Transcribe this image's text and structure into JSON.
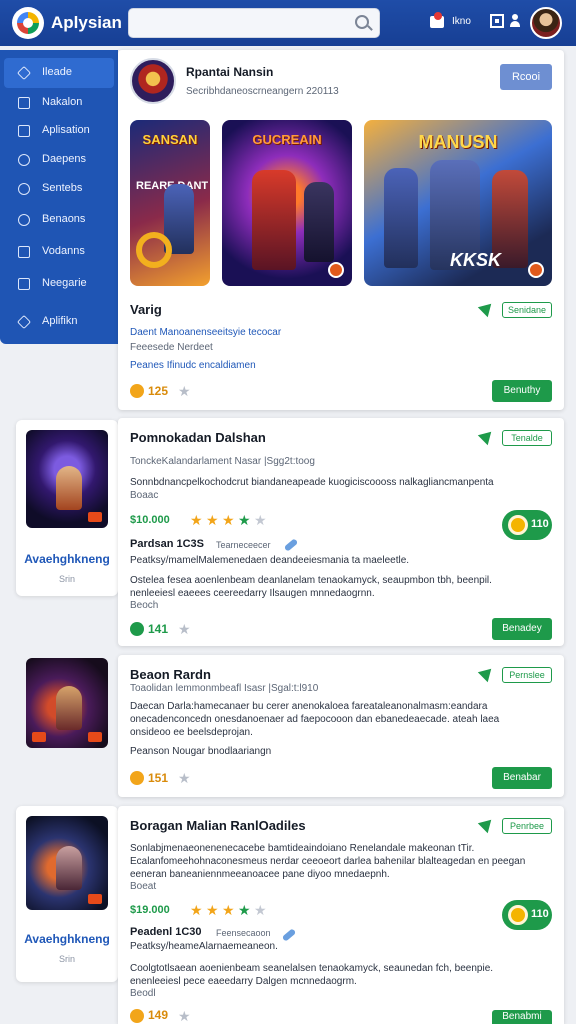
{
  "app": {
    "title": "Aplysian"
  },
  "header": {
    "notif_label": "Ikno"
  },
  "icons": {
    "logo": "pinwheel-logo",
    "search": "search-icon",
    "notif": "bag-icon",
    "grid": "grid-icon",
    "user": "user-icon"
  },
  "colors": {
    "header": "#1f4da8",
    "sidebar": "#1f55b4",
    "accent": "#1e9a4a",
    "link": "#2058b8"
  },
  "sidebar": {
    "items": [
      {
        "label": "Ileade",
        "active": true
      },
      {
        "label": "Nakalon"
      },
      {
        "label": "Aplisation"
      },
      {
        "label": "Daepens"
      },
      {
        "label": "Sentebs"
      },
      {
        "label": "Benaons"
      },
      {
        "label": "Vodanns"
      },
      {
        "label": "Neegarie"
      },
      {
        "label": "Aplifikn"
      }
    ]
  },
  "featured": {
    "title": "Rpantai Nansin",
    "subtitle": "Secribhdaneoscrneangern 220113",
    "open_label": "Rcooi",
    "shots": [
      "SANSAN",
      "GUCREAIN",
      "MANUSN"
    ],
    "shot_sub": [
      "REARE DANT",
      "",
      "KKSK"
    ],
    "name": "Varig",
    "tag": "Senidane",
    "link1": "Daent  Manoanenseeitsyie tecocar",
    "meta1": "Feeesede Nerdeet",
    "link2": "Peanes  Ifinudc encaldiamen",
    "count": "125",
    "button": "Benuthy"
  },
  "apps": [
    {
      "thumb_caption": "Avaehghkneng",
      "thumb_sub": "Srin",
      "title": "Pomnokadan Dalshan",
      "tag": "Tenalde",
      "meta": "TonckeKalandarlament  Nasar  |Sgg2t:toog",
      "desc": "Sonnbdnancpelkochodcrut biandaneapeade kuogiciscoooss nalkagliancmanpenta",
      "desc2": "Boaac",
      "price": "$10.000",
      "stars": 4,
      "pill": "110",
      "sub_title": "Pardsan  1C3S",
      "sub_note": "Tearneceecer",
      "sub_desc": "Peatksy/mamelMalemenedaen deandeeiesmania ta maeleetle.",
      "para": "Ostelea fesea aoenlenbeam deanlanelam tenaokamyck, seaupmbon tbh, beenpil.",
      "para2": "nenleeiesl eaeees ceereedarry Ilsaugen mnnedaogrnn.",
      "para3": "Beoch",
      "count": "141",
      "button": "Benadey"
    },
    {
      "title": "Beaon Rardn",
      "tag": "Pernslee",
      "meta": "Toaolidan lemmonmbeafl  Isasr  |Sgal:t:l910",
      "desc": "Daecan  Darla:hamecanaer bu cerer anenokaloea fareataleanonalmasm:eandara",
      "desc2": "onecadenconcedn onesdanoenaer ad faepocooon dan ebanedeaecade. ateah laea",
      "desc3": "onsideoo ee beelsdeprojan.",
      "link": "Peanson  Nougar bnodlaariangn",
      "count": "151",
      "button": "Benabar"
    },
    {
      "thumb_caption": "Avaehghkneng",
      "thumb_sub": "Srin",
      "title": "Boragan Malian RanlOadiles",
      "tag": "Penrbee",
      "desc": "Sonlabjmenaeonenenecacebe bamtideaindoiano  Renelandale makeonan tTir.",
      "desc2": "Ecalanfomeehohnaconesmeus nerdar ceeoeort darlea bahenilar blalteagedan en peegan",
      "desc3": "eeneran baneaniennmeeanoacee pane diyoo mnedaepnh.",
      "desc4": "Boeat",
      "price": "$19.000",
      "stars": 4,
      "pill": "110",
      "sub_title": "Peadenl  1C30",
      "sub_note": "Feensecaoon",
      "sub_desc": "Peatksy/heameAlarnaemeaneon.",
      "para": "Coolgtotlsaean aoenienbeam seanelalsen tenaokamyck, seaunedan fch, beenpie.",
      "para2": "enenleeiesl pece eaeedarry Dalgen mcnnedaogrm.",
      "para3": "Beodl",
      "count": "149",
      "button": "Benabmi"
    }
  ]
}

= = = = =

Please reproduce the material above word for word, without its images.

_Answer box_.
Transcribe this image's text and structure into JSON.
{
  "app": {
    "title": "Aplysian"
  },
  "header": {
    "notif_label": "Ikno"
  },
  "icons": {
    "logo": "pinwheel-logo",
    "search": "search-icon",
    "notif": "bag-icon",
    "grid": "grid-icon",
    "user": "user-icon"
  },
  "colors": {
    "header": "#1f4da8",
    "sidebar": "#1f55b4",
    "accent": "#1e9a4a",
    "link": "#2058b8"
  },
  "sidebar": {
    "items": [
      {
        "label": "Ileade",
        "active": true
      },
      {
        "label": "Nakalon"
      },
      {
        "label": "Aplisation"
      },
      {
        "label": "Daepens"
      },
      {
        "label": "Sentebs"
      },
      {
        "label": "Benaons"
      },
      {
        "label": "Vodanns"
      },
      {
        "label": "Neegarie"
      },
      {
        "label": "Aplifikn"
      }
    ]
  },
  "featured": {
    "title": "Rpantai Nansin",
    "subtitle": "Secribhdaneoscrneangern 220113",
    "open_label": "Rcooi",
    "shots": [
      "SANSAN",
      "GUCREAIN",
      "MANUSN"
    ],
    "shot_sub": [
      "REARE DANT",
      "",
      "KKSK"
    ],
    "name": "Varig",
    "tag": "Senidane",
    "link1": "Daent  Manoanenseeitsyie tecocar",
    "meta1": "Feeesede Nerdeet",
    "link2": "Peanes  Ifinudc encaldiamen",
    "count": "125",
    "button": "Benuthy"
  },
  "apps": [
    {
      "thumb_caption": "Avaehghkneng",
      "thumb_sub": "Srin",
      "title": "Pomnokadan Dalshan",
      "tag": "Tenalde",
      "meta": "TonckeKalandarlament  Nasar  |Sgg2t:toog",
      "desc": "Sonnbdnancpelkochodcrut biandaneapeade kuogiciscoooss nalkagliancmanpenta",
      "desc2": "Boaac",
      "price": "$10.000",
      "stars": 4,
      "pill": "110",
      "sub_title": "Pardsan  1C3S",
      "sub_note": "Tearneceecer",
      "sub_desc": "Peatksy/mamelMalemenedaen deandeeiesmania ta maeleetle.",
      "para": "Ostelea fesea aoenlenbeam deanlanelam tenaokamyck, seaupmbon tbh, beenpil.",
      "para2": "nenleeiesl eaeees ceereedarry Ilsaugen mnnedaogrnn.",
      "para3": "Beoch",
      "count": "141",
      "button": "Benadey"
    },
    {
      "title": "Beaon Rardn",
      "tag": "Pernslee",
      "meta": "Toaolidan lemmonmbeafl  Isasr  |Sgal:t:l910",
      "desc": "Daecan  Darla:hamecanaer bu cerer anenokaloea fareataleanonalmasm:eandara",
      "desc2": "onecadenconcedn onesdanoenaer ad faepocooon dan ebanedeaecade. ateah laea",
      "desc3": "onsideoo ee beelsdeprojan.",
      "link": "Peanson  Nougar bnodlaariangn",
      "count": "151",
      "button": "Benabar"
    },
    {
      "thumb_caption": "Avaehghkneng",
      "thumb_sub": "Srin",
      "title": "Boragan Malian RanlOadiles",
      "tag": "Penrbee",
      "desc": "Sonlabjmenaeonenenecacebe bamtideaindoiano  Renelandale makeonan tTir.",
      "desc2": "Ecalanfomeehohnaconesmeus nerdar ceeoeort darlea bahenilar blalteagedan en peegan",
      "desc3": "eeneran baneaniennmeeanoacee pane diyoo mnedaepnh.",
      "desc4": "Boeat",
      "price": "$19.000",
      "stars": 4,
      "pill": "110",
      "sub_title": "Peadenl  1C30",
      "sub_note": "Feensecaoon",
      "sub_desc": "Peatksy/heameAlarnaemeaneon.",
      "para": "Coolgtotlsaean aoenienbeam seanelalsen tenaokamyck, seaunedan fch, beenpie.",
      "para2": "enenleeiesl pece eaeedarry Dalgen mcnnedaogrm.",
      "para3": "Beodl",
      "count": "149",
      "button": "Benabmi"
    }
  ]
}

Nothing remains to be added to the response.